Since taking the design world by storm with her stunningly pretty Kips Bay Designer Show House room in 2014, designer Young Huh has made her mark in decorating. In spite of her girl about town profile, I find her refreshingly traditional in many of our mutual interests such as decorating and entertaining.
She continues the tradition of “ family only” Sunday dinners with her family. That dining ritual is now so old school it could be considered avant garde. Today, it is so much more common (in all respects) for many families to be glued to their devices rather than talking to each other during meals. I strongly, suspect devices never appear at Young’s table.
I was very happy when Young agreed to be apart of this column and share her families Sunday dinner table setting and her thoughts on entertaining. I think you will be too.
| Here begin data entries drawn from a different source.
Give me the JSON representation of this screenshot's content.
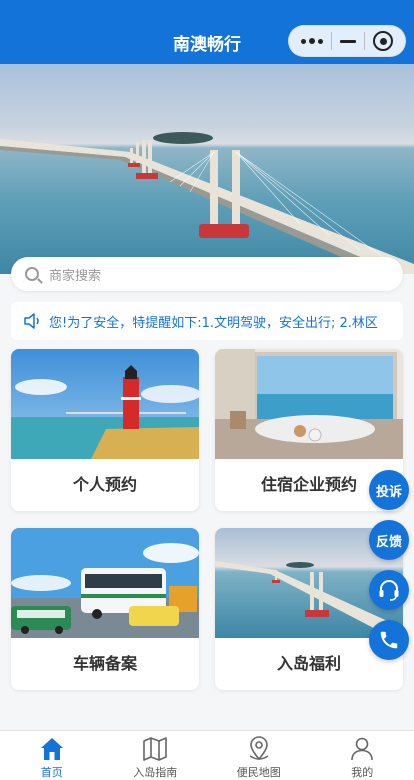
{
  "header": {
    "title": "南澳畅行"
  },
  "capsule": {
    "more_icon": "more-dots-icon",
    "minimize_icon": "minimize-icon",
    "close_icon": "target-close-icon"
  },
  "search": {
    "placeholder": "商家搜索"
  },
  "notice": {
    "text": "您!为了安全，特提醒如下:1.文明驾驶，安全出行; 2.林区"
  },
  "cards": [
    {
      "label": "个人预约"
    },
    {
      "label": "住宿企业预约"
    },
    {
      "label": "车辆备案"
    },
    {
      "label": "入岛福利"
    }
  ],
  "floating": {
    "complaint": "投诉",
    "feedback": "反馈",
    "service_icon": "headset-icon",
    "phone_icon": "phone-icon"
  },
  "tabbar": [
    {
      "label": "首页",
      "icon": "home-icon",
      "active": true
    },
    {
      "label": "入岛指南",
      "icon": "map-icon"
    },
    {
      "label": "便民地图",
      "icon": "location-pin-icon"
    },
    {
      "label": "我的",
      "icon": "user-icon"
    }
  ],
  "colors": {
    "primary": "#1473d8"
  }
}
Enjoy!
Designer Young Huh
Tell me about the occasion and meal you made.
Every Sunday, my family has Sunday dinner. Like so many American families, we find it difficult to have dinner together during the week, so we made a commitment to have dinner together each Sunday. I have found its such a great way to teach the children how to set a table, cook and to celebrate and cherish a meal together. We play music, light candles and really try to make it fun and a bit indulgent. For this Sunday's meal we made Julia Child's Boeuf Bourguignon and served it with bread and some blanched asparagus on the side. We usually have dessert only on Sundays. This Sunday, we bought a coconut cake from our favorite bakery Lulu cake boutique because there wa no time for baking!
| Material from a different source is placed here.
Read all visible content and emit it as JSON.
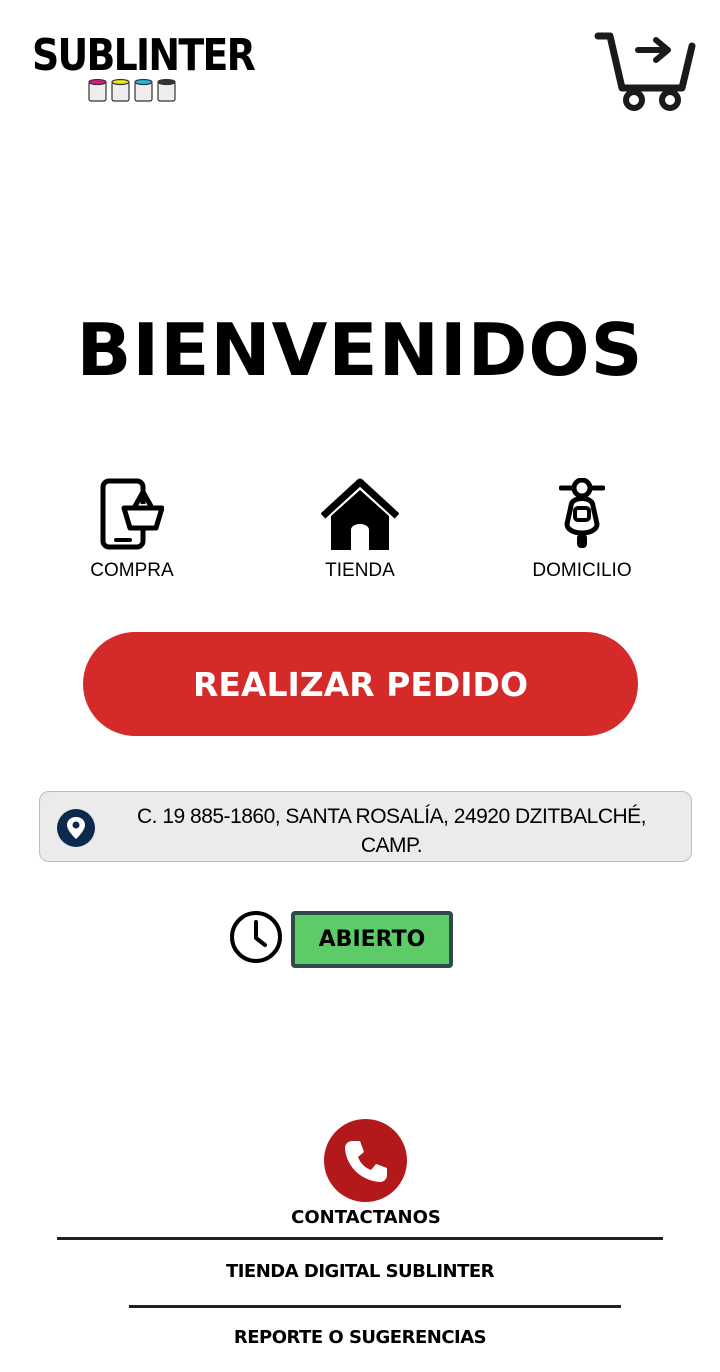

Young's elegant dining room.
What influences your menu choices when you entertain?
I always try to keep menus simple and seasonal. Fancy, complicated meals are for restaurant visits. The best advice I received from a restaurateur is to hand guests a cocktail as soon as they arrive, but if any of your guests are talented cooks, pass out vodka shots. Just about anything tastes good after that. Even for our Sunday dinners, my husband and I will have a glass of wine while we are preparing dinner. I'll have simple bites such as crisps, crudité and dip and nuts to go with the cocktails so people don’t get too tipsy (except where the vodka shot strategy must be employed). For the meal, I'll serve sliced aged ribeye, grilled vegetables and roasted potatoes. Alternatively, I might have poached salmon or a roast leg of lamb with two to three vegetables dishes. For dessert, I make the Pioneer Woman's chocolate cake, chocolate chip cookies and ice cream, or a fruit crisp. Whether we have guests or just ourselves, I keep the menu comforting, homey, and easy.
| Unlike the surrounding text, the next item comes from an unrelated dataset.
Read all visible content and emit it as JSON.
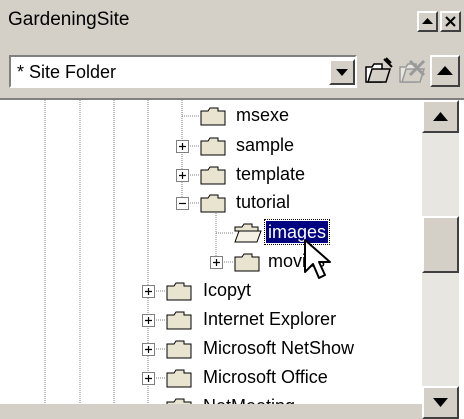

Its about the mix. Minton china meets Ikea placemat.
Who or what has most inspired your entertaining style?
I have been most inspired by all of the editorial stories I had read in glossy magazines and books- including yours Michael! One of the most lovely meals I've ever had was a lunch at Bunny William's house. We had poached salmon in her conservatory along with several side dishes composed of vegetables from her garden. It was casual and simple but incredibly beautiful and delicious. I would say that would be my goal for entertaining at my home: To offer guests a little magical interlude that is also comforting and comfortable.
Has anyone been a strong influence in teaching you the l'art de recevoir? If yes, how so?
My parents entertained a lot when I was growing up and hosted a wide variety of people. They had everything from raucous Korean church socials to more formal seated charity dinners. I think this experience taught me how to move through many cultures and to be open to a variety of styles. One evening may bring an ambassador with a fancy catered dinner, the next, a church sponsored immigrant family with no home who were overjoyed to be served a rice and soup buffet. From my parents, I learned to be sensitive to our guests needs and to be warm and open. That is really what hospitality is all about.
Do you have a favorite china or tabletop item that you collect?
I would say my collector crazies kick in with decorative pieces more than place settings. In general I like to serve food on white plates so I don't have to worry about what foods look good on which plates. But occasionally I'll break out green rimmed Minton dishes, Wedgewood Ruby Ulander, blue and white Royal Copenhagen. I like to collect white porcelain - everything from Astier de Villatte, Frances Palmer to modern Nymphenburg vases. I am also fascinated by 19th century imitation exportware. For instance, I bought some English ironstone china that is painted to look like Japanese porcelain for people who couldn't afford the real thing. The artwork looks like an English garden in Meiji colors. I love beautiful culture clashes.